"IT'S KIND OF like violating the 55-mile-an-hour speed limit. You just don't feel you're doing anything wrong." The speaker is John Gray, president of the National Asphalt Pavement Association, and the subject is collusive bidding on highway contracts. There's a tendency among those who know about these things to shrug off violations. That kind of cynicism is now being proved wrong -- not just wrong morally, but wrong as a matter of fact.

A Justice Department investigation since 1979 has gained indictments against 186 individuals and 156 corporations on charges of bid rigging, mail fraud and perjury. Fully 131 executives and 114 corporations have entered guilty pleas, and 16 individuals and 10 corporations have been found guilty after trials; just nine individuals and six corporations have been acquitted. The government's investigation, beginning with contractors in Tennessee and Virginia, has spread into 17 states.

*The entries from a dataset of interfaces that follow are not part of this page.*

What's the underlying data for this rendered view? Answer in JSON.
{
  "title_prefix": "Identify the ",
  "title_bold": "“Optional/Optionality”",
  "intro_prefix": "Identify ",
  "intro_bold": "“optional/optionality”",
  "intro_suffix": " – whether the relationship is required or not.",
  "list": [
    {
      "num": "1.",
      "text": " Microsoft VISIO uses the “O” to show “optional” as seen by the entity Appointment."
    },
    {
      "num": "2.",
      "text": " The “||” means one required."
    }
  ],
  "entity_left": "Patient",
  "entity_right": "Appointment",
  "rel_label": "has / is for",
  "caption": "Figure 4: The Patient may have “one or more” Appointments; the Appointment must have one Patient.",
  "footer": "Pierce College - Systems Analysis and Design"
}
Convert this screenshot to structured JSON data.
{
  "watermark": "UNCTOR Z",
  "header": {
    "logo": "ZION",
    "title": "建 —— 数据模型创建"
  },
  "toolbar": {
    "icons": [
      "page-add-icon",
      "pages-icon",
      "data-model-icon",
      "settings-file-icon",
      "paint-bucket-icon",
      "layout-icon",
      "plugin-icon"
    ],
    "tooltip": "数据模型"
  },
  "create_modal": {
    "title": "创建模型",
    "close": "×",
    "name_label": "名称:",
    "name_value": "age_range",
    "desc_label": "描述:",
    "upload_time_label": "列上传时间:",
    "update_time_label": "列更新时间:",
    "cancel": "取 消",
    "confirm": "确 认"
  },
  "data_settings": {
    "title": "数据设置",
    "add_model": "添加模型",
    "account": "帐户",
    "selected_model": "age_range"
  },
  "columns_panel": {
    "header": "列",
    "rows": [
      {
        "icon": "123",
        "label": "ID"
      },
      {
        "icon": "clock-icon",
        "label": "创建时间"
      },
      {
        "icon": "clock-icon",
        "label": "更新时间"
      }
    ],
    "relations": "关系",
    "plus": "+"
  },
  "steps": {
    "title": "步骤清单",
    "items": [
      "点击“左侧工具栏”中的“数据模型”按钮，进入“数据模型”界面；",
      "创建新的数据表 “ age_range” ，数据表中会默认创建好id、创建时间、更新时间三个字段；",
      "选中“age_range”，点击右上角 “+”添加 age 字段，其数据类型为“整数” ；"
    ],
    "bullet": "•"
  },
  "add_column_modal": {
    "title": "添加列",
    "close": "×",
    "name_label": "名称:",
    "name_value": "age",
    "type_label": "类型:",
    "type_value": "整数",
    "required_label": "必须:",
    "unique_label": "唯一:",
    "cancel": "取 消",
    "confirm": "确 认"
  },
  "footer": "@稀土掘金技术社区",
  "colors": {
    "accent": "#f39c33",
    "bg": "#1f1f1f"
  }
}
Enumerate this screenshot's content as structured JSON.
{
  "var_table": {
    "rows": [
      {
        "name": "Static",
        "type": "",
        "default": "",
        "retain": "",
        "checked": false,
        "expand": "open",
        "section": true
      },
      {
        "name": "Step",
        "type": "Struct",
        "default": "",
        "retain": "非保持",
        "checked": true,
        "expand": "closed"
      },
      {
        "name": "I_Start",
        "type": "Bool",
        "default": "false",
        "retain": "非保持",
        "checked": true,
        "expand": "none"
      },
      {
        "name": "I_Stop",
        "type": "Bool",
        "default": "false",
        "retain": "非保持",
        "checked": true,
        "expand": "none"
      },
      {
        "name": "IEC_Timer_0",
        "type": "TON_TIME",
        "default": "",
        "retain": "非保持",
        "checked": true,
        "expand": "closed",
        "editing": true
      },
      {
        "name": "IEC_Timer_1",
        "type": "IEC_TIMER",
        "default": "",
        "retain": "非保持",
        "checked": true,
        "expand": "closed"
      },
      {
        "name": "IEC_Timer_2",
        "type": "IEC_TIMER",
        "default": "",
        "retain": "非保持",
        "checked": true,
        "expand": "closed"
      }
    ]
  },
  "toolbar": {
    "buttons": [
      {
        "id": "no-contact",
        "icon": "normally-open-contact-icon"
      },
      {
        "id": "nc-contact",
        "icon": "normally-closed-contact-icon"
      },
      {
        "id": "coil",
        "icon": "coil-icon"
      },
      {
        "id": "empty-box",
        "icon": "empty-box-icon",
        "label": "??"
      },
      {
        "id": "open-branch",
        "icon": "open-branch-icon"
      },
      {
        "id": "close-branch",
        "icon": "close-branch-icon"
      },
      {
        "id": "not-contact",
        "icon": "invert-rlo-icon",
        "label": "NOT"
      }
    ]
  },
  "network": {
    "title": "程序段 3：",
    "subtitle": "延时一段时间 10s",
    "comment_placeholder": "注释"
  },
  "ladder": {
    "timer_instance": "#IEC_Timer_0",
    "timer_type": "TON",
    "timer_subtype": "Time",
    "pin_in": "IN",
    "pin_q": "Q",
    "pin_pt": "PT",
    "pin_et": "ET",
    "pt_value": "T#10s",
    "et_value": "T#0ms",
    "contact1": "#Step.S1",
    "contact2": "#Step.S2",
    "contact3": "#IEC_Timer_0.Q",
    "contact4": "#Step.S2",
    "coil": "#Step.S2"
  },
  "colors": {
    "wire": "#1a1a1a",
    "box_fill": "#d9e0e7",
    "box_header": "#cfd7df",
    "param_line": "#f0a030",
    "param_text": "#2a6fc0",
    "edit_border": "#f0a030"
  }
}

Justice Department sources estimate that highway contractors have made hundreds of millions of dollars in illicit profits from bid rigging. The government has collected $35 million in fines from companies in cases settled so far. A 1974 amendment to the Sherman Antitrust Act provides penalties of up to $1 million for a corporation and $100,000 and three years in jail for an individual. Appropriately, the Federal Highway Administration can debar, and in many cases has debarred, convicted companies from bidding on further contracts.

These are entirely reasonable punishments. Price-fixing has been illegal since the Sherman Act was passed in 1890. The lengths to which bid riggers have gone -- meeting clandestinely, using code language -- suggest that they knew they were doing something wrong. Aside from actual coercion, there can be no greater offense against the free market system than collusive price-fixing.

Since the federal bid-rigging investigation began to build up steam in 1980, highway construction costs have declined by 10 percent, according to Federal Highway Administration figures. That gives some indication of the magnitude of the offense. Thanks are owed to officials in Justice and elsewhere who have been working to clean up this mess. Their success should silence cynics who counsel that nothing can be done about corrupt and inefficient practices in any area of life.